# Problem description
Each entry that follows should be written again verbatim.

# Material for this task
________________
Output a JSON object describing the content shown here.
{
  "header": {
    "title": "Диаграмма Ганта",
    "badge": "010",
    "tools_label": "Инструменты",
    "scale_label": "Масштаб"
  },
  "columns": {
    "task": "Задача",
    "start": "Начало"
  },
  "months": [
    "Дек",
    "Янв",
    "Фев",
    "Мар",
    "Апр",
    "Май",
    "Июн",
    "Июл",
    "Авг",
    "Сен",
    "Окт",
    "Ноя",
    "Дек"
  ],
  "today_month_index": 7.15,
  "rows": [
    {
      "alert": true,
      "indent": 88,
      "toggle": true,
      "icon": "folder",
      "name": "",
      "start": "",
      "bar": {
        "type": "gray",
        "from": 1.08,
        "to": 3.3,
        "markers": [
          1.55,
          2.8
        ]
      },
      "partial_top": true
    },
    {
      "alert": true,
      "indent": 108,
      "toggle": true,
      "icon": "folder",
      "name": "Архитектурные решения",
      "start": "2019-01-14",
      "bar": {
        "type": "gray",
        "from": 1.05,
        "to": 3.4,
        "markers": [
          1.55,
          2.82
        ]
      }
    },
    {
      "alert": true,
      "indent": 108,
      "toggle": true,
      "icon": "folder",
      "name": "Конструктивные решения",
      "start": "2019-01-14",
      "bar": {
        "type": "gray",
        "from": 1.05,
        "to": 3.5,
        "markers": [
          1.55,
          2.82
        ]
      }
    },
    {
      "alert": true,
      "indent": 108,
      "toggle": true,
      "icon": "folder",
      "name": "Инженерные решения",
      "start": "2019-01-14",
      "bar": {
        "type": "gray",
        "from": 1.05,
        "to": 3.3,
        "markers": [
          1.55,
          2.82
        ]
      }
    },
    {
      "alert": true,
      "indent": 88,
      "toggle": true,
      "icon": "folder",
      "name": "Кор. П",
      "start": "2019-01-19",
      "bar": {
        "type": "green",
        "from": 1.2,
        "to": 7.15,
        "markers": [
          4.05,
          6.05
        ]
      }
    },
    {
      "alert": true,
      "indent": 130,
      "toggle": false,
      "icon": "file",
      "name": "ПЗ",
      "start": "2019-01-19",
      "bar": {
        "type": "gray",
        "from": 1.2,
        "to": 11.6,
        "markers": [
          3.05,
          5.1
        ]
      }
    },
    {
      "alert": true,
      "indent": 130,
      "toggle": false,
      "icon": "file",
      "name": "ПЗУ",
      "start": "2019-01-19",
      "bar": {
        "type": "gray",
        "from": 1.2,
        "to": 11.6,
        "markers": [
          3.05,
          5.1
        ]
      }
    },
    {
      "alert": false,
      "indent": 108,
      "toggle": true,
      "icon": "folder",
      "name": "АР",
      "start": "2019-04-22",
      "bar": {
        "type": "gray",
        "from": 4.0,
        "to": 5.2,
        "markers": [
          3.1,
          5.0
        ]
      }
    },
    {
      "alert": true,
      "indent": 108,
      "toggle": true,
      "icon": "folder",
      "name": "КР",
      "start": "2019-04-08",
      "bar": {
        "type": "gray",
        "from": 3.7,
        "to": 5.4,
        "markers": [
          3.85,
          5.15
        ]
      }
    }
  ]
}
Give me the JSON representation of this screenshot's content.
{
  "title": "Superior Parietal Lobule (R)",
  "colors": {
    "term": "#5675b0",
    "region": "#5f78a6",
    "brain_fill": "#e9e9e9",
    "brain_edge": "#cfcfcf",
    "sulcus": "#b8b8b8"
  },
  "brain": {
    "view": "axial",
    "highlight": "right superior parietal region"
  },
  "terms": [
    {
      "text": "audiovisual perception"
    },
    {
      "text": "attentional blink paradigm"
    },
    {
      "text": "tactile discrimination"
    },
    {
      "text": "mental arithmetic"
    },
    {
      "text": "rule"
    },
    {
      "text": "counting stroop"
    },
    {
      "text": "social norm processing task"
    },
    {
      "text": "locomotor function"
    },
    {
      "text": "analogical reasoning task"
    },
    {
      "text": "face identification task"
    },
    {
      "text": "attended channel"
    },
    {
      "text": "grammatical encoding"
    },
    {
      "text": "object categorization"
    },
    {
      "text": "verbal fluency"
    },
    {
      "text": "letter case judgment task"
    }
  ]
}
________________
# Completed exercise
Output a JSON object describing the content shown here.
{
  "header": {
    "title": "Диаграмма Ганта",
    "badge": "010",
    "tools_label": "Инструменты",
    "scale_label": "Масштаб"
  },
  "columns": {
    "task": "Задача",
    "start": "Начало"
  },
  "months": [
    "Дек",
    "Янв",
    "Фев",
    "Мар",
    "Апр",
    "Май",
    "Июн",
    "Июл",
    "Авг",
    "Сен",
    "Окт",
    "Ноя",
    "Дек"
  ],
  "today_month_index": 7.15,
  "rows": [
    {
      "alert": true,
      "indent": 88,
      "toggle": true,
      "icon": "folder",
      "name": "",
      "start": "",
      "bar": {
        "type": "gray",
        "from": 1.08,
        "to": 3.3,
        "markers": [
          1.55,
          2.8
        ]
      },
      "partial_top": true
    },
    {
      "alert": true,
      "indent": 108,
      "toggle": true,
      "icon": "folder",
      "name": "Архитектурные решения",
      "start": "2019-01-14",
      "bar": {
        "type": "gray",
        "from": 1.05,
        "to": 3.4,
        "markers": [
          1.55,
          2.82
        ]
      }
    },
    {
      "alert": true,
      "indent": 108,
      "toggle": true,
      "icon": "folder",
      "name": "Конструктивные решения",
      "start": "2019-01-14",
      "bar": {
        "type": "gray",
        "from": 1.05,
        "to": 3.5,
        "markers": [
          1.55,
          2.82
        ]
      }
    },
    {
      "alert": true,
      "indent": 108,
      "toggle": true,
      "icon": "folder",
      "name": "Инженерные решения",
      "start": "2019-01-14",
      "bar": {
        "type": "gray",
        "from": 1.05,
        "to": 3.3,
        "markers": [
          1.55,
          2.82
        ]
      }
    },
    {
      "alert": true,
      "indent": 88,
      "toggle": true,
      "icon": "folder",
      "name": "Кор. П",
      "start": "2019-01-19",
      "bar": {
        "type": "green",
        "from": 1.2,
        "to": 7.15,
        "markers": [
          4.05,
          6.05
        ]
      }
    },
    {
      "alert": true,
      "indent": 130,
      "toggle": false,
      "icon": "file",
      "name": "ПЗ",
      "start": "2019-01-19",
      "bar": {
        "type": "gray",
        "from": 1.2,
        "to": 11.6,
        "markers": [
          3.05,
          5.1
        ]
      }
    },
    {
      "alert": true,
      "indent": 130,
      "toggle": false,
      "icon": "file",
      "name": "ПЗУ",
      "start": "2019-01-19",
      "bar": {
        "type": "gray",
        "from": 1.2,
        "to": 11.6,
        "markers": [
          3.05,
          5.1
        ]
      }
    },
    {
      "alert": false,
      "indent": 108,
      "toggle": true,
      "icon": "folder",
      "name": "АР",
      "start": "2019-04-22",
      "bar": {
        "type": "gray",
        "from": 4.0,
        "to": 5.2,
        "markers": [
          3.1,
          5.0
        ]
      }
    },
    {
      "alert": true,
      "indent": 108,
      "toggle": true,
      "icon": "folder",
      "name": "КР",
      "start": "2019-04-08",
      "bar": {
        "type": "gray",
        "from": 3.7,
        "to": 5.4,
        "markers": [
          3.85,
          5.15
        ]
      }
    }
  ]
}
Give me the JSON representation of this screenshot's content.
{
  "title": "Superior Parietal Lobule (R)",
  "colors": {
    "term": "#5675b0",
    "region": "#5f78a6",
    "brain_fill": "#e9e9e9",
    "brain_edge": "#cfcfcf",
    "sulcus": "#b8b8b8"
  },
  "brain": {
    "view": "axial",
    "highlight": "right superior parietal region"
  },
  "terms": [
    {
      "text": "audiovisual perception"
    },
    {
      "text": "attentional blink paradigm"
    },
    {
      "text": "tactile discrimination"
    },
    {
      "text": "mental arithmetic"
    },
    {
      "text": "rule"
    },
    {
      "text": "counting stroop"
    },
    {
      "text": "social norm processing task"
    },
    {
      "text": "locomotor function"
    },
    {
      "text": "analogical reasoning task"
    },
    {
      "text": "face identification task"
    },
    {
      "text": "attended channel"
    },
    {
      "text": "grammatical encoding"
    },
    {
      "text": "object categorization"
    },
    {
      "text": "verbal fluency"
    },
    {
      "text": "letter case judgment task"
    }
  ]
}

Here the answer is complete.